But blogs... are read...?
Perhaps you meant podcast?
Good (short) read.
I enjoyed the repeated point of "the rules were a framework," and "make it up, yourself, sport."
And I followed through to other articles in the series where the author was continually amazed by concept of "wing it."
We should send the dude a copy of Cutlass. Cutlass is, of course, all about winging it. My favorite single Cutlass moment is STILL:
RED: OK, that's a 6 in Phase B. Tony, how did you screw up the provisioning?
TONY: *thinks* I come back with a slave.
RED: (laughing) A SLAVE?
TONY: (in terrible Italian accent) You-a told me to come back with-a "sals" (sails). This is-a Sal!
Otherwise, it's the same thing we mock with current D&D... The need to create endless books to codify things that don't need to be codified. Fake it and have fun. 3/4 Dwarf? Oh, grow up, take your infra vision, and no CON bonus for you. Done.
Although one might say the line of two page games is getting out of hand. For the most part it's the same breakdown of four classes per game, four d6 tables to resolve actions, three classes get a bonus on one, a penalty on another, and one jack-of-all-trades with neither. Don't really need all the different "genres," but... Infinite genres of the same rules sell.
Take the "Open License' d20 rules, change the feats and call it a new game? Ok.
Guess that's where the settings come in. The strength of EPT wasn't the rules, it was that MAR Barker spent 40 years world building. Tolkien began writing Middle Earth in 1913. The Hobbit came out in 1937, LotR in 54. Again, decades just world building.

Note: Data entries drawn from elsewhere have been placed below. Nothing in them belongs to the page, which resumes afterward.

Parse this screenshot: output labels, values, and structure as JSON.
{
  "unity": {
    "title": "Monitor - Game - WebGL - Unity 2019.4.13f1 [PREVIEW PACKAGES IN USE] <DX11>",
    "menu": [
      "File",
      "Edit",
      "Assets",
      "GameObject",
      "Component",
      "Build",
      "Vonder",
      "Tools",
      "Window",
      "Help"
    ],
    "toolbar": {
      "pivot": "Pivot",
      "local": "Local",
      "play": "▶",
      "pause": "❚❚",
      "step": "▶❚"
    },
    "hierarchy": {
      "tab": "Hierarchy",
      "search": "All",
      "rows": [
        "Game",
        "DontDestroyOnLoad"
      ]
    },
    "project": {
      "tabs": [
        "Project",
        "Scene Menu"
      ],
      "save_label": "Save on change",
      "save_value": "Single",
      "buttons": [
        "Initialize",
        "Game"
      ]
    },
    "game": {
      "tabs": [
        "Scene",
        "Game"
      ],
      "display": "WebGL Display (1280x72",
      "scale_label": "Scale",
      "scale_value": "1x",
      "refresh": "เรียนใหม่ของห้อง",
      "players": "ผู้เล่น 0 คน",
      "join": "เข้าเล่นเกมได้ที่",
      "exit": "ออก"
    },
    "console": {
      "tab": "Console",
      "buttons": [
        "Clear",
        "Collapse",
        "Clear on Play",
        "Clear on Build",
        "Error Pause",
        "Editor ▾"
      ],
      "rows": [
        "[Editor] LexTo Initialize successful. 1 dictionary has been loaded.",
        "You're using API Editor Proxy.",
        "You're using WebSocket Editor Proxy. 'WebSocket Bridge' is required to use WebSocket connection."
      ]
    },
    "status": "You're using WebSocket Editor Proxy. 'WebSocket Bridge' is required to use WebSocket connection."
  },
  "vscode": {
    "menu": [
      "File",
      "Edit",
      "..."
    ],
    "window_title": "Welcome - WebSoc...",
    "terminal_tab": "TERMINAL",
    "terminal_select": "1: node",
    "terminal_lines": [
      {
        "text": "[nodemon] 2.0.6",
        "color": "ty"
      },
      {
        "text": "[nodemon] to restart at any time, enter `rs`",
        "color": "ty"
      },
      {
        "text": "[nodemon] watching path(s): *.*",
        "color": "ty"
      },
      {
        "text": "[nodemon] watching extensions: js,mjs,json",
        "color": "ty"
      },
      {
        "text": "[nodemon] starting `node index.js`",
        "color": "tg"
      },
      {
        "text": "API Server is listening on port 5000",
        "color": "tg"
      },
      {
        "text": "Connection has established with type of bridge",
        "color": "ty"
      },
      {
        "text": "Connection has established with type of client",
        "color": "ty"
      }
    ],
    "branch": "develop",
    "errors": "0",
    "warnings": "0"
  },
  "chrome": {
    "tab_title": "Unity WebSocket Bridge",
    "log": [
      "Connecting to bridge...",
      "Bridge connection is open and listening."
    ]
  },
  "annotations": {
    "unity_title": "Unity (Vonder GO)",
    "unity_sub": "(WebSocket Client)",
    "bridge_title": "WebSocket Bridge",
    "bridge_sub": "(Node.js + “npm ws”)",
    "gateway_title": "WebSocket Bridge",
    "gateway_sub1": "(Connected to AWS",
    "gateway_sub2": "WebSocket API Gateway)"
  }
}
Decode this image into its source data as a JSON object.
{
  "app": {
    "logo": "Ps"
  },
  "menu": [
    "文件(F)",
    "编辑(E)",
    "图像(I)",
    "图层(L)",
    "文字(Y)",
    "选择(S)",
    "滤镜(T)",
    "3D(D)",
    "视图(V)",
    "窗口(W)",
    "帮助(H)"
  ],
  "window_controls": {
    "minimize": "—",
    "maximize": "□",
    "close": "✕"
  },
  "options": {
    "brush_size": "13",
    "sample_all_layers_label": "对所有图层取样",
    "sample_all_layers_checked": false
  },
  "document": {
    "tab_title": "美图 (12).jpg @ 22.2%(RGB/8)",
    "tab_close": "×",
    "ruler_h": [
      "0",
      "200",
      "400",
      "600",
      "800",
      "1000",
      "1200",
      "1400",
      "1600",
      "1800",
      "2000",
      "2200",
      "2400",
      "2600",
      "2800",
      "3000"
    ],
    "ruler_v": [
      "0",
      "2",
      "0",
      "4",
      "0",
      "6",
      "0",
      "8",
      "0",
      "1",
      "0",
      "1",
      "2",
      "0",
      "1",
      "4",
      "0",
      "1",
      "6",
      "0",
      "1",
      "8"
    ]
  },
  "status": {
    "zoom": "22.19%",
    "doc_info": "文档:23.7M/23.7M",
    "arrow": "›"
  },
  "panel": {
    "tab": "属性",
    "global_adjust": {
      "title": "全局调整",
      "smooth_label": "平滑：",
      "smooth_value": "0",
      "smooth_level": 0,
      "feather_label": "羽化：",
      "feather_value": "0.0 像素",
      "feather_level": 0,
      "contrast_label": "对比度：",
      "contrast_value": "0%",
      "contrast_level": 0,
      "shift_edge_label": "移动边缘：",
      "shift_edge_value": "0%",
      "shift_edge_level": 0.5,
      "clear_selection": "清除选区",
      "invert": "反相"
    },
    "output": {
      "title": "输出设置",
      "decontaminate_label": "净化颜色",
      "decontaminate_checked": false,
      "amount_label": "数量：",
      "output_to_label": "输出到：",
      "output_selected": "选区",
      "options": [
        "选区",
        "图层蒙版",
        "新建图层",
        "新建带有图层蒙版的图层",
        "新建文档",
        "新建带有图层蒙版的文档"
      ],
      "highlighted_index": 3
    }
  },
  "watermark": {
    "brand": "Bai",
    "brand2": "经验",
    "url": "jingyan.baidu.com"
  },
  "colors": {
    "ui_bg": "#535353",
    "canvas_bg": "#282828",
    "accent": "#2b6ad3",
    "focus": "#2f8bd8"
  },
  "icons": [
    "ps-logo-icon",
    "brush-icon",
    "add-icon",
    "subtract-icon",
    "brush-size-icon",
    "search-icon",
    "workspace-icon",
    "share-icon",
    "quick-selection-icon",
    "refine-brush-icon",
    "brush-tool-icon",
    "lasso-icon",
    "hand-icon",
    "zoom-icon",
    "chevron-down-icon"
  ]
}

So does sex, but, really, why is there the occasional attempt to codify sex into rules? I know which of my Cutlass dudes got laid a lot (Hugo), and which ones were celibates (Leon), and we didn't need to dice for Hugo to have a good time. If a story event could interpret as Hugo getting some, he got some, because Hugo would go get it. Perhaps only Hugo remembers Xanadu fondly...